Data shown ::
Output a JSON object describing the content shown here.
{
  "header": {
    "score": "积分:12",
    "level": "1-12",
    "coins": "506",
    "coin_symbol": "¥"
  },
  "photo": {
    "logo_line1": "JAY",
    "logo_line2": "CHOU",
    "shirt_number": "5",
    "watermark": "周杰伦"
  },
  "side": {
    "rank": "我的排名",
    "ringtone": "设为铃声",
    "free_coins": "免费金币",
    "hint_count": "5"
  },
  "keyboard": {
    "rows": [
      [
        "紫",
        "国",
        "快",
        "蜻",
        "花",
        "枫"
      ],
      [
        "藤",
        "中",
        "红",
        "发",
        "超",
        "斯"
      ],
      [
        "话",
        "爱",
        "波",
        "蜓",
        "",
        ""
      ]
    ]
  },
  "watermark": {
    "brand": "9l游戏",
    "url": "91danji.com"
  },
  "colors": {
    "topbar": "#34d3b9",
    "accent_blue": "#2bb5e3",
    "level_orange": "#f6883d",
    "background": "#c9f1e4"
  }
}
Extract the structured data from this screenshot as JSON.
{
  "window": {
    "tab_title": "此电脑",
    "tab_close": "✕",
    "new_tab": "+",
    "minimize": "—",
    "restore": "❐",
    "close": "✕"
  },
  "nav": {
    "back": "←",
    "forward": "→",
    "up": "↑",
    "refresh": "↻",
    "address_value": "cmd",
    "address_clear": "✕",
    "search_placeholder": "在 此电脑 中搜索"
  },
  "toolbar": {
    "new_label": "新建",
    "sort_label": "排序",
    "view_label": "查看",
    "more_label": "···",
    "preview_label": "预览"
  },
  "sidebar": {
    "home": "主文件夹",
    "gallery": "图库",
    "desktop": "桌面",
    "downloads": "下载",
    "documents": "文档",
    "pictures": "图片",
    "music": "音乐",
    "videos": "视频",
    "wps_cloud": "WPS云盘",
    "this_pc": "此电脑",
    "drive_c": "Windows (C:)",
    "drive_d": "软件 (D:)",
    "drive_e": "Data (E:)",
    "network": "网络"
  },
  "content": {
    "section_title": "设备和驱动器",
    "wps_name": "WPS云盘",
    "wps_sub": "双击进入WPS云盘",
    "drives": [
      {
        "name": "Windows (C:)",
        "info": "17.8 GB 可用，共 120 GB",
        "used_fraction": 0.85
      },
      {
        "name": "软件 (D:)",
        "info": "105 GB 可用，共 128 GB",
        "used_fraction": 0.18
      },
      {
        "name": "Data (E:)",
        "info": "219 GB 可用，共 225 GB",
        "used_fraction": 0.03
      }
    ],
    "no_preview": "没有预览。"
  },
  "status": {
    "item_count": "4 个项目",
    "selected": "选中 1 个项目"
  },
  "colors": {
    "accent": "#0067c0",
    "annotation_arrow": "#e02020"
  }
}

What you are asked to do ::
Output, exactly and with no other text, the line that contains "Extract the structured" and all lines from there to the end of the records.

Answer to this problem ::
Extract the structured data from this screenshot as JSON.
{
  "window": {
    "tab_title": "此电脑",
    "tab_close": "✕",
    "new_tab": "+",
    "minimize": "—",
    "restore": "❐",
    "close": "✕"
  },
  "nav": {
    "back": "←",
    "forward": "→",
    "up": "↑",
    "refresh": "↻",
    "address_value": "cmd",
    "address_clear": "✕",
    "search_placeholder": "在 此电脑 中搜索"
  },
  "toolbar": {
    "new_label": "新建",
    "sort_label": "排序",
    "view_label": "查看",
    "more_label": "···",
    "preview_label": "预览"
  },
  "sidebar": {
    "home": "主文件夹",
    "gallery": "图库",
    "desktop": "桌面",
    "downloads": "下载",
    "documents": "文档",
    "pictures": "图片",
    "music": "音乐",
    "videos": "视频",
    "wps_cloud": "WPS云盘",
    "this_pc": "此电脑",
    "drive_c": "Windows (C:)",
    "drive_d": "软件 (D:)",
    "drive_e": "Data (E:)",
    "network": "网络"
  },
  "content": {
    "section_title": "设备和驱动器",
    "wps_name": "WPS云盘",
    "wps_sub": "双击进入WPS云盘",
    "drives": [
      {
        "name": "Windows (C:)",
        "info": "17.8 GB 可用，共 120 GB",
        "used_fraction": 0.85
      },
      {
        "name": "软件 (D:)",
        "info": "105 GB 可用，共 128 GB",
        "used_fraction": 0.18
      },
      {
        "name": "Data (E:)",
        "info": "219 GB 可用，共 225 GB",
        "used_fraction": 0.03
      }
    ],
    "no_preview": "没有预览。"
  },
  "status": {
    "item_count": "4 个项目",
    "selected": "选中 1 个项目"
  },
  "colors": {
    "accent": "#0067c0",
    "annotation_arrow": "#e02020"
  }
}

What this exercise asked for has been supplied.